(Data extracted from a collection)

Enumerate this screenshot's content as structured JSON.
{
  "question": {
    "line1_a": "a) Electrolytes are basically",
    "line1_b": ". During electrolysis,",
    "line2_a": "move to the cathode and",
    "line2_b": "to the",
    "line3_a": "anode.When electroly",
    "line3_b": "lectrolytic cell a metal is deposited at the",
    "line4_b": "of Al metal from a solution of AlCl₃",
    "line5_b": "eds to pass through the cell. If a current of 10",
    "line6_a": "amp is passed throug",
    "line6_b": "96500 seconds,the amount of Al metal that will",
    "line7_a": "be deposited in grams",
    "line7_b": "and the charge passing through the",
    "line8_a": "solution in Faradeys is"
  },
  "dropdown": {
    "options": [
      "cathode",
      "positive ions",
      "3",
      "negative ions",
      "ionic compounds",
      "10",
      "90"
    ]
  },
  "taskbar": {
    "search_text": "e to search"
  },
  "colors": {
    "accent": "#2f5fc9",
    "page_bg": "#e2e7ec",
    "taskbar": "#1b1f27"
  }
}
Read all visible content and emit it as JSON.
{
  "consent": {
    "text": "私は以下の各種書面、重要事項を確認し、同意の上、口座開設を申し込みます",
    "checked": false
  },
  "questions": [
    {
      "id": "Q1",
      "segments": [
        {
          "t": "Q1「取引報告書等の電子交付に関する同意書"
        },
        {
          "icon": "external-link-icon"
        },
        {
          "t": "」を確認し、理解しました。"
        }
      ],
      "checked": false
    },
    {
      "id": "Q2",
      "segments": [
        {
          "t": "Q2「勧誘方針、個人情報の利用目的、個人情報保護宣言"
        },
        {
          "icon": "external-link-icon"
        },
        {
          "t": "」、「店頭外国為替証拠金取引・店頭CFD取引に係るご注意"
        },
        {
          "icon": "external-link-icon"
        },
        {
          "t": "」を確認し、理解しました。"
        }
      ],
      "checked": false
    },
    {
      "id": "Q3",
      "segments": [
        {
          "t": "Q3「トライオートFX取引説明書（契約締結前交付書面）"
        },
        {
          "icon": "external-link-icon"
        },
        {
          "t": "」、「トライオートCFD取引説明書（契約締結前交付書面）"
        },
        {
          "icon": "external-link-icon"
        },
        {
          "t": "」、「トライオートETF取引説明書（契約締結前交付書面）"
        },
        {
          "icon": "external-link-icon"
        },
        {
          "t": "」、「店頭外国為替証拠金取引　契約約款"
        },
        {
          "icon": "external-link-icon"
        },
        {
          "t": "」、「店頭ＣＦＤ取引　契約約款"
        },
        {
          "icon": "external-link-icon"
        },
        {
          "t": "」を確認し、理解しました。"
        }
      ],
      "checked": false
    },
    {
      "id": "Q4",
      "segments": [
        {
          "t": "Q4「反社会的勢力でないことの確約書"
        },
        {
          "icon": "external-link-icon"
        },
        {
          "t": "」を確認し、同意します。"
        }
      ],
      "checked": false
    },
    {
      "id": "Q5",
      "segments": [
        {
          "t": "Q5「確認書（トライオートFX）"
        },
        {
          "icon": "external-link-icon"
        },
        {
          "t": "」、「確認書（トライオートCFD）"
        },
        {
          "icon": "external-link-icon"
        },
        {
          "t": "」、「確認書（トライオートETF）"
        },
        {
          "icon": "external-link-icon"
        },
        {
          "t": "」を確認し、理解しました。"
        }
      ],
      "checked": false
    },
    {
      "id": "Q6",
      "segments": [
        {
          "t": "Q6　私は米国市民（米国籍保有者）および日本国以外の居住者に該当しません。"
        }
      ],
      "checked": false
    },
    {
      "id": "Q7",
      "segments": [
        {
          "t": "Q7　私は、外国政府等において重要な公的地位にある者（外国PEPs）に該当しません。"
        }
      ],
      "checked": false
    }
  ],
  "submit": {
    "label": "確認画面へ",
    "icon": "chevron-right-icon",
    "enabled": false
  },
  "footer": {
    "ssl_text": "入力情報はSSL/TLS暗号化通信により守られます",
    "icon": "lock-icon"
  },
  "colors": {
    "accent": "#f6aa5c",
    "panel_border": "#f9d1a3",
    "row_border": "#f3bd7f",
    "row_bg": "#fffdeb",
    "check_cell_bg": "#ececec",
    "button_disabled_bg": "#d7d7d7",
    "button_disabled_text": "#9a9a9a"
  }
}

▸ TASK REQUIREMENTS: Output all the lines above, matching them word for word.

▸ PROBLEM SOLUTION:
Enumerate this screenshot's content as structured JSON.
{
  "question": {
    "line1_a": "a) Electrolytes are basically",
    "line1_b": ". During electrolysis,",
    "line2_a": "move to the cathode and",
    "line2_b": "to the",
    "line3_a": "anode.When electroly",
    "line3_b": "lectrolytic cell a metal is deposited at the",
    "line4_b": "of Al metal from a solution of AlCl₃",
    "line5_b": "eds to pass through the cell. If a current of 10",
    "line6_a": "amp is passed throug",
    "line6_b": "96500 seconds,the amount of Al metal that will",
    "line7_a": "be deposited in grams",
    "line7_b": "and the charge passing through the",
    "line8_a": "solution in Faradeys is"
  },
  "dropdown": {
    "options": [
      "cathode",
      "positive ions",
      "3",
      "negative ions",
      "ionic compounds",
      "10",
      "90"
    ]
  },
  "taskbar": {
    "search_text": "e to search"
  },
  "colors": {
    "accent": "#2f5fc9",
    "page_bg": "#e2e7ec",
    "taskbar": "#1b1f27"
  }
}
Read all visible content and emit it as JSON.
{
  "consent": {
    "text": "私は以下の各種書面、重要事項を確認し、同意の上、口座開設を申し込みます",
    "checked": false
  },
  "questions": [
    {
      "id": "Q1",
      "segments": [
        {
          "t": "Q1「取引報告書等の電子交付に関する同意書"
        },
        {
          "icon": "external-link-icon"
        },
        {
          "t": "」を確認し、理解しました。"
        }
      ],
      "checked": false
    },
    {
      "id": "Q2",
      "segments": [
        {
          "t": "Q2「勧誘方針、個人情報の利用目的、個人情報保護宣言"
        },
        {
          "icon": "external-link-icon"
        },
        {
          "t": "」、「店頭外国為替証拠金取引・店頭CFD取引に係るご注意"
        },
        {
          "icon": "external-link-icon"
        },
        {
          "t": "」を確認し、理解しました。"
        }
      ],
      "checked": false
    },
    {
      "id": "Q3",
      "segments": [
        {
          "t": "Q3「トライオートFX取引説明書（契約締結前交付書面）"
        },
        {
          "icon": "external-link-icon"
        },
        {
          "t": "」、「トライオートCFD取引説明書（契約締結前交付書面）"
        },
        {
          "icon": "external-link-icon"
        },
        {
          "t": "」、「トライオートETF取引説明書（契約締結前交付書面）"
        },
        {
          "icon": "external-link-icon"
        },
        {
          "t": "」、「店頭外国為替証拠金取引　契約約款"
        },
        {
          "icon": "external-link-icon"
        },
        {
          "t": "」、「店頭ＣＦＤ取引　契約約款"
        },
        {
          "icon": "external-link-icon"
        },
        {
          "t": "」を確認し、理解しました。"
        }
      ],
      "checked": false
    },
    {
      "id": "Q4",
      "segments": [
        {
          "t": "Q4「反社会的勢力でないことの確約書"
        },
        {
          "icon": "external-link-icon"
        },
        {
          "t": "」を確認し、同意します。"
        }
      ],
      "checked": false
    },
    {
      "id": "Q5",
      "segments": [
        {
          "t": "Q5「確認書（トライオートFX）"
        },
        {
          "icon": "external-link-icon"
        },
        {
          "t": "」、「確認書（トライオートCFD）"
        },
        {
          "icon": "external-link-icon"
        },
        {
          "t": "」、「確認書（トライオートETF）"
        },
        {
          "icon": "external-link-icon"
        },
        {
          "t": "」を確認し、理解しました。"
        }
      ],
      "checked": false
    },
    {
      "id": "Q6",
      "segments": [
        {
          "t": "Q6　私は米国市民（米国籍保有者）および日本国以外の居住者に該当しません。"
        }
      ],
      "checked": false
    },
    {
      "id": "Q7",
      "segments": [
        {
          "t": "Q7　私は、外国政府等において重要な公的地位にある者（外国PEPs）に該当しません。"
        }
      ],
      "checked": false
    }
  ],
  "submit": {
    "label": "確認画面へ",
    "icon": "chevron-right-icon",
    "enabled": false
  },
  "footer": {
    "ssl_text": "入力情報はSSL/TLS暗号化通信により守られます",
    "icon": "lock-icon"
  },
  "colors": {
    "accent": "#f6aa5c",
    "panel_border": "#f9d1a3",
    "row_border": "#f3bd7f",
    "row_bg": "#fffdeb",
    "check_cell_bg": "#ececec",
    "button_disabled_bg": "#d7d7d7",
    "button_disabled_text": "#9a9a9a"
  }
}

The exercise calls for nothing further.